▶ _What is being asked_: Pictures aside, can you reproduce the records word for word?

::: Dataset extract

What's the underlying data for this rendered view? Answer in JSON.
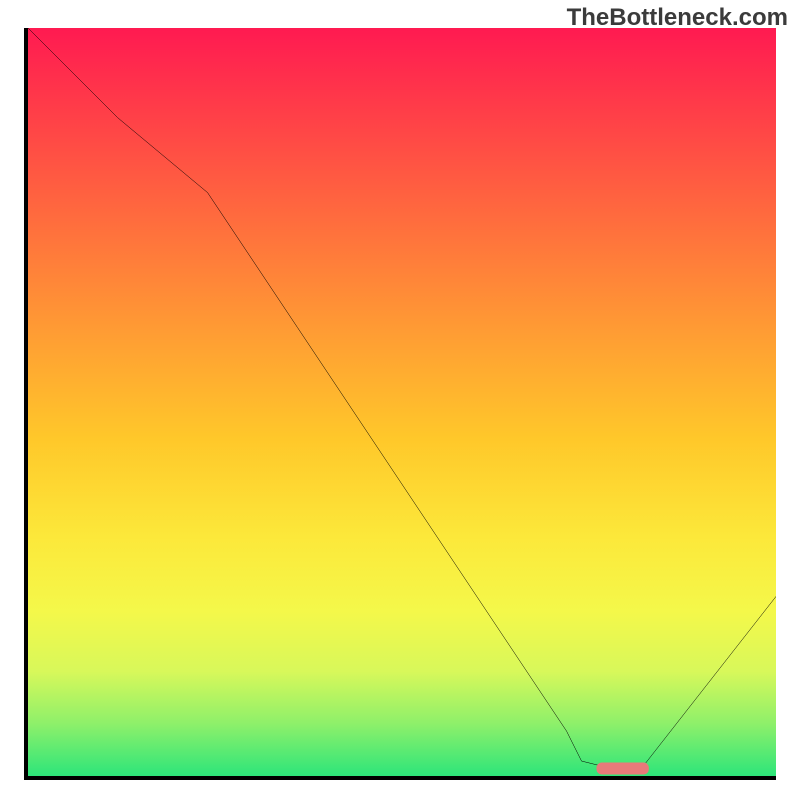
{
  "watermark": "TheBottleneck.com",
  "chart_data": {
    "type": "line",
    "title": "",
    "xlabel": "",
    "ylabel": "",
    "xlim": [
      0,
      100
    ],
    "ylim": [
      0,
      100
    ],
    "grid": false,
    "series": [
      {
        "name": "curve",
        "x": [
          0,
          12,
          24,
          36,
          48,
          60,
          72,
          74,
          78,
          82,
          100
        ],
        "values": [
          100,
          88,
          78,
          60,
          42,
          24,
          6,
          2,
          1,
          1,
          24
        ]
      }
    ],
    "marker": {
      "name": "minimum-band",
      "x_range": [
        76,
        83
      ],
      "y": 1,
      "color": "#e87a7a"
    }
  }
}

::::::

▶ _Problem solution_:
What's the underlying data for this rendered view? Answer in JSON.
{
  "watermark": "TheBottleneck.com",
  "chart_data": {
    "type": "line",
    "title": "",
    "xlabel": "",
    "ylabel": "",
    "xlim": [
      0,
      100
    ],
    "ylim": [
      0,
      100
    ],
    "grid": false,
    "series": [
      {
        "name": "curve",
        "x": [
          0,
          12,
          24,
          36,
          48,
          60,
          72,
          74,
          78,
          82,
          100
        ],
        "values": [
          100,
          88,
          78,
          60,
          42,
          24,
          6,
          2,
          1,
          1,
          24
        ]
      }
    ],
    "marker": {
      "name": "minimum-band",
      "x_range": [
        76,
        83
      ],
      "y": 1,
      "color": "#e87a7a"
    }
  }
}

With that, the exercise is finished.